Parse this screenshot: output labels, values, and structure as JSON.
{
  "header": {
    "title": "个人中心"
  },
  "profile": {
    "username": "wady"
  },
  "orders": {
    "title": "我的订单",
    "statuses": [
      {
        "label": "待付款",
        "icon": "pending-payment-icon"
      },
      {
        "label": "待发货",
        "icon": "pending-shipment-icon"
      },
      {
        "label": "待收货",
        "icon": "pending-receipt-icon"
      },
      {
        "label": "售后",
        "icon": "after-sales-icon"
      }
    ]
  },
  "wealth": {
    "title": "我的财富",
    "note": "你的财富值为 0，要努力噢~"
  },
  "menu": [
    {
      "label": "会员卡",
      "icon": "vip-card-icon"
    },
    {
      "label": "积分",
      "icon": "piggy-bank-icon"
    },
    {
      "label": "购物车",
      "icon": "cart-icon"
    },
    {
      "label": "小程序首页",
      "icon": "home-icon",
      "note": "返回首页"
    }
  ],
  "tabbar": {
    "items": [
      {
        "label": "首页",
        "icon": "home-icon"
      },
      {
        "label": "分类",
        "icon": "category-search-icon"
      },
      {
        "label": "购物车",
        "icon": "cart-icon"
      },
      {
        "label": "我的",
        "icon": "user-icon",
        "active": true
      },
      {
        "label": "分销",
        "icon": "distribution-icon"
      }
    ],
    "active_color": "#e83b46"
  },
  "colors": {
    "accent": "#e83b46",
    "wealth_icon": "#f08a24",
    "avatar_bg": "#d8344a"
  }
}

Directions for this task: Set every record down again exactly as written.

Result below:
Parse this screenshot: output labels, values, and structure as JSON.
{
  "header": {
    "title": "个人中心"
  },
  "profile": {
    "username": "wady"
  },
  "orders": {
    "title": "我的订单",
    "statuses": [
      {
        "label": "待付款",
        "icon": "pending-payment-icon"
      },
      {
        "label": "待发货",
        "icon": "pending-shipment-icon"
      },
      {
        "label": "待收货",
        "icon": "pending-receipt-icon"
      },
      {
        "label": "售后",
        "icon": "after-sales-icon"
      }
    ]
  },
  "wealth": {
    "title": "我的财富",
    "note": "你的财富值为 0，要努力噢~"
  },
  "menu": [
    {
      "label": "会员卡",
      "icon": "vip-card-icon"
    },
    {
      "label": "积分",
      "icon": "piggy-bank-icon"
    },
    {
      "label": "购物车",
      "icon": "cart-icon"
    },
    {
      "label": "小程序首页",
      "icon": "home-icon",
      "note": "返回首页"
    }
  ],
  "tabbar": {
    "items": [
      {
        "label": "首页",
        "icon": "home-icon"
      },
      {
        "label": "分类",
        "icon": "category-search-icon"
      },
      {
        "label": "购物车",
        "icon": "cart-icon"
      },
      {
        "label": "我的",
        "icon": "user-icon",
        "active": true
      },
      {
        "label": "分销",
        "icon": "distribution-icon"
      }
    ],
    "active_color": "#e83b46"
  },
  "colors": {
    "accent": "#e83b46",
    "wealth_icon": "#f08a24",
    "avatar_bg": "#d8344a"
  }
}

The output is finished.